● Problem:
Copy each of the records exactly.

Stored items:
◇ ◇ ◇ ◇ ◇

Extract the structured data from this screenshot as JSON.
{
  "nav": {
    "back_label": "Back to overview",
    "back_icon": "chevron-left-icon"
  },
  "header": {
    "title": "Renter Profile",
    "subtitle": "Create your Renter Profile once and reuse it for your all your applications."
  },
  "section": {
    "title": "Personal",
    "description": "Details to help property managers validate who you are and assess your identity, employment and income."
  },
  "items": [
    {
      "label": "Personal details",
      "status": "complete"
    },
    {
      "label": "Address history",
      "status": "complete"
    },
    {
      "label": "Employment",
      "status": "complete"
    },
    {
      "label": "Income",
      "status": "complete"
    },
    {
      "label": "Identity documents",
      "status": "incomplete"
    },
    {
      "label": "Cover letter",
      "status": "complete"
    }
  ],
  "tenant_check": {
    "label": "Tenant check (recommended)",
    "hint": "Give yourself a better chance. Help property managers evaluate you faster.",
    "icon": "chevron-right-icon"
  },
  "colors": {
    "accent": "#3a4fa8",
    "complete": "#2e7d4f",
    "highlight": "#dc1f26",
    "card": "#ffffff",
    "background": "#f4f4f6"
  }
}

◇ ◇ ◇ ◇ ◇

● Response to this task:
Extract the structured data from this screenshot as JSON.
{
  "nav": {
    "back_label": "Back to overview",
    "back_icon": "chevron-left-icon"
  },
  "header": {
    "title": "Renter Profile",
    "subtitle": "Create your Renter Profile once and reuse it for your all your applications."
  },
  "section": {
    "title": "Personal",
    "description": "Details to help property managers validate who you are and assess your identity, employment and income."
  },
  "items": [
    {
      "label": "Personal details",
      "status": "complete"
    },
    {
      "label": "Address history",
      "status": "complete"
    },
    {
      "label": "Employment",
      "status": "complete"
    },
    {
      "label": "Income",
      "status": "complete"
    },
    {
      "label": "Identity documents",
      "status": "incomplete"
    },
    {
      "label": "Cover letter",
      "status": "complete"
    }
  ],
  "tenant_check": {
    "label": "Tenant check (recommended)",
    "hint": "Give yourself a better chance. Help property managers evaluate you faster.",
    "icon": "chevron-right-icon"
  },
  "colors": {
    "accent": "#3a4fa8",
    "complete": "#2e7d4f",
    "highlight": "#dc1f26",
    "card": "#ffffff",
    "background": "#f4f4f6"
  }
}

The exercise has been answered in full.